Producer-director Karl Haupt is in town touting a historical epic adventure with a working title that leaves no doubt as to its setting: "Dubai."
Spanning about 80 years, "Dubai" tells the story of a young tribesman from the Liwa oasis. During the tribe's migration to the coast, where they dive for pearls, he is cast adrift in a freak storm and finds himself washed up in Oman, where he is enslaved by the hostile locals in the rugged mountains. Here, he learns of their secret underground water system and a concealed channel which serves as his escape route, eventually leading him back to the oasis. But things have changed dramatically on his return.
Haupt plans to put the film together as a European co-production through his company Expressionist Film Co., but has been busy here sounding out potential local partners.

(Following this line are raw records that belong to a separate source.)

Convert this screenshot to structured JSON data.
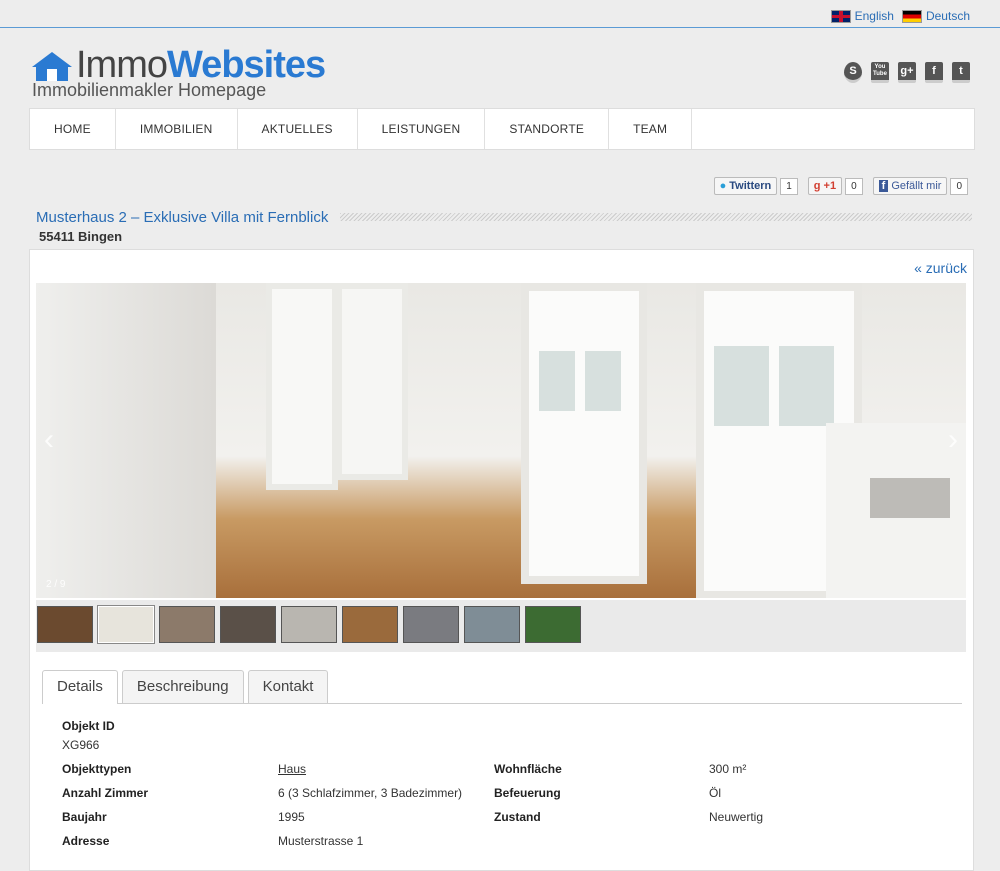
{
  "lang": {
    "english": "English",
    "deutsch": "Deutsch"
  },
  "logo": {
    "part1": "Immo",
    "part2": "Websites",
    "tagline": "Immobilienmakler Homepage"
  },
  "social": [
    "S",
    "You Tube",
    "g+",
    "f",
    "t"
  ],
  "nav": [
    "HOME",
    "IMMOBILIEN",
    "AKTUELLES",
    "LEISTUNGEN",
    "STANDORTE",
    "TEAM"
  ],
  "share": {
    "twitter": "Twittern",
    "twitter_count": "1",
    "gplus": "+1",
    "gplus_count": "0",
    "fb": "Gefällt mir",
    "fb_count": "0"
  },
  "listing": {
    "title": "Musterhaus 2 – Exklusive Villa mit Fernblick",
    "location": "55411 Bingen",
    "back": "« zurück",
    "counter": "2 / 9"
  },
  "tabs": [
    "Details",
    "Beschreibung",
    "Kontakt"
  ],
  "details": {
    "objekt_id_label": "Objekt ID",
    "objekt_id": "XG966",
    "objekttypen_label": "Objekttypen",
    "objekttypen": "Haus",
    "zimmer_label": "Anzahl Zimmer",
    "zimmer": "6  (3 Schlafzimmer, 3 Badezimmer)",
    "baujahr_label": "Baujahr",
    "baujahr": "1995",
    "adresse_label": "Adresse",
    "adresse": "Musterstrasse 1",
    "wohnflaeche_label": "Wohnfläche",
    "wohnflaeche": "300 m²",
    "befeuerung_label": "Befeuerung",
    "befeuerung": "Öl",
    "zustand_label": "Zustand",
    "zustand": "Neuwertig"
  },
  "colors": {
    "accent": "#2a7ad2",
    "link": "#2a6db5"
  },
  "thumbs": [
    "#6b4a2f",
    "#e7e4dc",
    "#8c7a6a",
    "#5a5048",
    "#b9b6b0",
    "#9a6a3c",
    "#7a7b80",
    "#7f8d96",
    "#3c6b32"
  ]
}
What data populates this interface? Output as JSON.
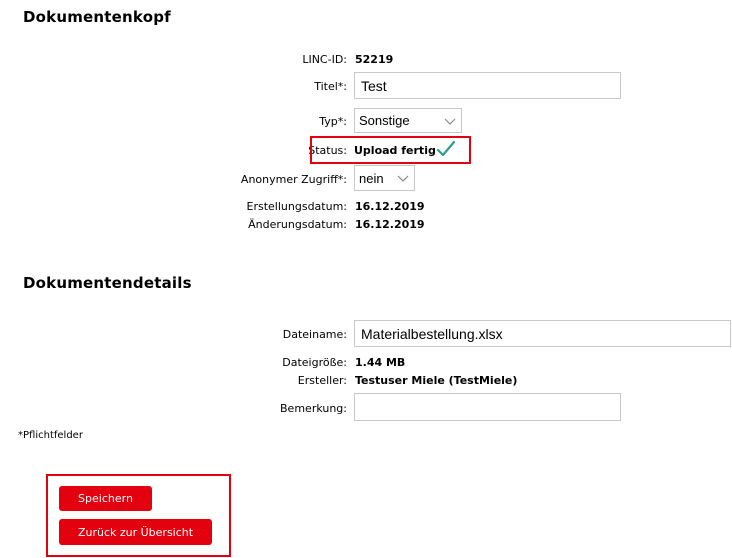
{
  "header": {
    "title": "Dokumentenkopf",
    "fields": {
      "linc_id": {
        "label": "LINC-ID:",
        "value": "52219"
      },
      "titel": {
        "label": "Titel*:",
        "value": "Test"
      },
      "typ": {
        "label": "Typ*:",
        "value": "Sonstige"
      },
      "status": {
        "label": "Status:",
        "value": "Upload fertig",
        "icon": "checkmark-icon"
      },
      "anonymer_zugriff": {
        "label": "Anonymer Zugriff*:",
        "value": "nein"
      },
      "erstellungsdatum": {
        "label": "Erstellungsdatum:",
        "value": "16.12.2019"
      },
      "aenderungsdatum": {
        "label": "Änderungsdatum:",
        "value": "16.12.2019"
      }
    }
  },
  "details": {
    "title": "Dokumentendetails",
    "fields": {
      "dateiname": {
        "label": "Dateiname:",
        "value": "Materialbestellung.xlsx"
      },
      "dateigroesse": {
        "label": "Dateigröße:",
        "value": "1.44 MB"
      },
      "ersteller": {
        "label": "Ersteller:",
        "value": "Testuser Miele (TestMiele)"
      },
      "bemerkung": {
        "label": "Bemerkung:",
        "value": ""
      }
    }
  },
  "footnote": "*Pflichtfelder",
  "actions": {
    "save_label": "Speichern",
    "back_label": "Zurück zur Übersicht"
  },
  "colors": {
    "accent": "#e3000f",
    "check": "#2a9d8f"
  }
}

"I'm talking to Dubai Studio City, who said they can provide just about everything I need," he said. Perhaps more significantly, he also has met an intermediary who promises to unlock local investors until now unwilling to sink cash into the relatively high-risk film business.
"Apparently there are several investors interested not in investing in buildings anymore but investing in film. The moment is ripe for it," said Haupt, an American based in Cologne. "I've been pitching this for three days now, and everyone seems very enthused. The task is to convince them that film is a business that's not as risky as it sounds."
Haupt hopes to raise up to 70% of the English-language movie's $5 million-$10 million budget here, from a combination of private investment and sponsorship deals.
Meanwhile, in the festival's Dubai Film Connection initiative, another local project, the urban drama "The City That Cares," is drawing attention to its young local director Ali Mostafa.
"There's a lot of interest because it's the only project (from Dubai)," said Tim Smythe of local production company Filmworks, which is making the film.
But Smythe says the emirate is no easy place to source financing. "They're shrewd businessmen. They understand real estate. Film is new and risky and they're risk averse. But because we're trying to develop local talent and it's an Emirati director, we're expecting more support," Smythe said.
Budgeted at $6 million, "City" is the most ambitious fully local picture ever to come out of Dubai. The film already has interest from a string of potential local partners, including Emirates Airline and the Dubai Shopping Festival, largely thanks to the director's origin.
Smythe said that barely one movie a year of international standard currently comes out of the emirate.
"Dubai has a lot of shortcomings when it comes to producing films. There's no film fund, no film commission, no rebates, no subsidies. The only way it's going to happen is through a government initiative," he said.